Claims by a manufacturer that its shoes will relieve ankle pain by as much as 92% and back pain by 91%, among other benefits, are false, putting the company and its owner in violation of federal law and a 2001 order to stop selling products on the basis of misleading statements, the Federal Trade Commission has charged.
Gravity Defyer says in ads that its health claims about its VersoShock soles are clinically proven, but the study it conducted is statistically invalid because of its small size and short duration, the FTC says.
The research also wasn’t adequately double-blinded, failed to adequately control for other participants’ treatments and relied on participants’ self-reported pain levels without including other functional tests.
It also failed to take into account data from participants who wore the shoes with and without the VersoShock soles, and it included results from participants who stopped wearing the shoes. The study was also designed to measure knee pain, not ankle or back pain.
“Defendants lacked competent and reliable scientific evidence to substantiate the claims,” the FTC said.
The company saw its sales grow from $3.9 million in 2016 to $11.2 million in the first three quarters of 2019 based in part on print and online advertising directed at older consumers in publications like Sunset, The Saturday Evening Post and The National Enquirer.
The ads included testimonials that the shoes alleviate pain located in the knees, back or feet, or associated with conditions such as plantar fasciitis, arthritis or neuropathy.
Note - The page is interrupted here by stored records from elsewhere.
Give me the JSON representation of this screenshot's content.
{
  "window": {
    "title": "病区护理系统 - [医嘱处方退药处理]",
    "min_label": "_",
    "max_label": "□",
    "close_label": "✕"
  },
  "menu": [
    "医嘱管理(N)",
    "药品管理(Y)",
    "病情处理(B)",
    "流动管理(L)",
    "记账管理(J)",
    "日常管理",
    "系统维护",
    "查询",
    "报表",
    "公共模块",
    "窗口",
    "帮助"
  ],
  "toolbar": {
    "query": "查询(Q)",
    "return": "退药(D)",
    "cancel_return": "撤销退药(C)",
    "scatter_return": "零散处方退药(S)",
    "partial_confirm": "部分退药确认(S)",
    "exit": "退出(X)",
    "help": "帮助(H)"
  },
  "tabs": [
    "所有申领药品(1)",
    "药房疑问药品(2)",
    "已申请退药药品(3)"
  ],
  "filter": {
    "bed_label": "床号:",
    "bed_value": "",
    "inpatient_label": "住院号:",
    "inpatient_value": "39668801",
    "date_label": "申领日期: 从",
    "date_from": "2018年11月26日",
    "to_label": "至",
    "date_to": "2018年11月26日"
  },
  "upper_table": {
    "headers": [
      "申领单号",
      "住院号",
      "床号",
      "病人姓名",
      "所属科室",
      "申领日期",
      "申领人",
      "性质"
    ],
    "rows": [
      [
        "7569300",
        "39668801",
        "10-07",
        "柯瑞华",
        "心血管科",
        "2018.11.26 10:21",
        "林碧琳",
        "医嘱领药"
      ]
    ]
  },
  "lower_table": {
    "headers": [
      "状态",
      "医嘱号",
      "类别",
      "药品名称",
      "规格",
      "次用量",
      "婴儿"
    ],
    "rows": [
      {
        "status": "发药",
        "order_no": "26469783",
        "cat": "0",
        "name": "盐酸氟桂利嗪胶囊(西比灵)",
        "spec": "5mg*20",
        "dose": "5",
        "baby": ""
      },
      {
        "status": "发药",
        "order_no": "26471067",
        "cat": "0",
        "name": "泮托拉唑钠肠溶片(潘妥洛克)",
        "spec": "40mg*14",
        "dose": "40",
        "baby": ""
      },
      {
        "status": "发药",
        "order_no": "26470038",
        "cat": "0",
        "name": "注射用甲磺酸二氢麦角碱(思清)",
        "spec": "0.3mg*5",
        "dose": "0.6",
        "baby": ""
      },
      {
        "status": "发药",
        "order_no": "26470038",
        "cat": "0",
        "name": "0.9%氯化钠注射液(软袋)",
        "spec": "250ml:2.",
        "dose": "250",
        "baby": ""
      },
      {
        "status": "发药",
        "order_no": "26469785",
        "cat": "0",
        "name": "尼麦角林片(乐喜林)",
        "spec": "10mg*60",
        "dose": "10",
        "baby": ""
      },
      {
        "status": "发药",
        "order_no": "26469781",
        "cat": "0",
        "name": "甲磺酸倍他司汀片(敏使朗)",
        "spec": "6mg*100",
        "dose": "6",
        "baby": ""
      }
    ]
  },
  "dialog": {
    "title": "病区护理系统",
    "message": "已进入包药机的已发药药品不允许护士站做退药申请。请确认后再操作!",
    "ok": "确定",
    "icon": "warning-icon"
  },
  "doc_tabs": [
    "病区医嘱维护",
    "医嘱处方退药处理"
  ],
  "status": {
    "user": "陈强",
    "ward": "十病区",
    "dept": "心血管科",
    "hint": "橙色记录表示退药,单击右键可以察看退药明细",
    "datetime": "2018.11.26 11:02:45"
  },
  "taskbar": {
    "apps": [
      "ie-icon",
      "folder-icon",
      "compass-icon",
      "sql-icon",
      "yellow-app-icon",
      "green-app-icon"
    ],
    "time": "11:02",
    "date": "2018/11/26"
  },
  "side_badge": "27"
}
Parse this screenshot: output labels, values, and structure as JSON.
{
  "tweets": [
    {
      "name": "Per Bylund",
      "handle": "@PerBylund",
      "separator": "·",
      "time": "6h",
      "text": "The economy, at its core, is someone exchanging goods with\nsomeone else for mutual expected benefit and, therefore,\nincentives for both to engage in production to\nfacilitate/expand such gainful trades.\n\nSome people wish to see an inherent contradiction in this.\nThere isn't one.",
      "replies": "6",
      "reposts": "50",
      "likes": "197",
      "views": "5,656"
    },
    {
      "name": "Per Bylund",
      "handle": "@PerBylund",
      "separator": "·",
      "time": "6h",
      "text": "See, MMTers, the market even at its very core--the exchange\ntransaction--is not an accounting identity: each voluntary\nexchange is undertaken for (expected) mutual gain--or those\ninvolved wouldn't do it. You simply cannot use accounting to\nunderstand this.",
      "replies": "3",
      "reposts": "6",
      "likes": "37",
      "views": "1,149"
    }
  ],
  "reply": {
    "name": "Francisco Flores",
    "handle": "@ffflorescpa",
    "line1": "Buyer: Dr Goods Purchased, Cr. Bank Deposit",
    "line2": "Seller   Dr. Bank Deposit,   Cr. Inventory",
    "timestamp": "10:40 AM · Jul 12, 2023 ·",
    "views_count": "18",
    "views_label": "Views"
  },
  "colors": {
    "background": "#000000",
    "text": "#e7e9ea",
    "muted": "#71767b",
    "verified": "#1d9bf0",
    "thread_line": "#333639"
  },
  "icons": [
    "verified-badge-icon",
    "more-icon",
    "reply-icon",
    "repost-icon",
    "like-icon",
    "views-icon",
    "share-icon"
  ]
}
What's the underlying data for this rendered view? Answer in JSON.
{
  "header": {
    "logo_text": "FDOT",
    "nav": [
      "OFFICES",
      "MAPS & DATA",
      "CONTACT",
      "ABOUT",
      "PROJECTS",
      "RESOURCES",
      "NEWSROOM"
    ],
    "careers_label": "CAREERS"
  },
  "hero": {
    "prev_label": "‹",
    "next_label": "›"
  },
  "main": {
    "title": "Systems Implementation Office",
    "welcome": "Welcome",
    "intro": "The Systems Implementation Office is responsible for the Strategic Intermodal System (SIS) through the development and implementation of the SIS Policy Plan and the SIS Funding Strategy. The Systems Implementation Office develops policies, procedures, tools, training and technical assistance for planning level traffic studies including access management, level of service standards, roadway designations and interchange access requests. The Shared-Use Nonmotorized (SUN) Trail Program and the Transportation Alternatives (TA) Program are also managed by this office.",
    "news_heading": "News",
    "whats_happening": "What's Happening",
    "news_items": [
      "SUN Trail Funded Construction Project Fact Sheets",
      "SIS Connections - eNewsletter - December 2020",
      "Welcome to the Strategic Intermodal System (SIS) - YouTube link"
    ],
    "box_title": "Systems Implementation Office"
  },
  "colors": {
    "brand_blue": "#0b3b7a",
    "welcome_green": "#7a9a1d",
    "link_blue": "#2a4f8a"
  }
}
But there’s no reason to suppose people who buy the shoes will experience similar benefits, the FTC says.
“Defendants have implied that the experiences described in the testimonials represent the typical or ordinary experiences of people who use the product,” the agency says.
The claims put the company’s owner, Alexander Elnekaveh, in violation of a 2001 order in which he agreed to stop running misleading promises after he was charged with doing that in ads for Super FuelMAX, an automotive aftermarket fuel-line magnet device he sold through a previous company he owned, and Gadget Universe.
In the earlier complaint, the FTC said the ads were misleading because the tests the company conducted at a certified EPA laboratory to show the device reduced fuel consumption by 27% and harmful emissions by 42% didn’t actually reach those conclusions.
“Gadget Universe and Defendant Elnekaveh did not have a reasonable basis that substantiated these representations,” the FTC said in the earlier order. “They were therefore false or misleading.”
In its claim submitted to the United States District Court in the District of Columbia, the FTC is seeking civil penalties and a permanent injunction against Elnekaveh and Gravity Defyers for violating the previous FTC order and making unsubstantiated claims about the consumer testimonials, product efficacy and the proofs that were used.
“Consumers are suffering, have suffered, and will continue to suffer substantial injury as a result of Defendants’ violations of the Commission Order and the FTC Act,” Maria Del Monaco, the lead FTC attorney on the case, said in the complaint.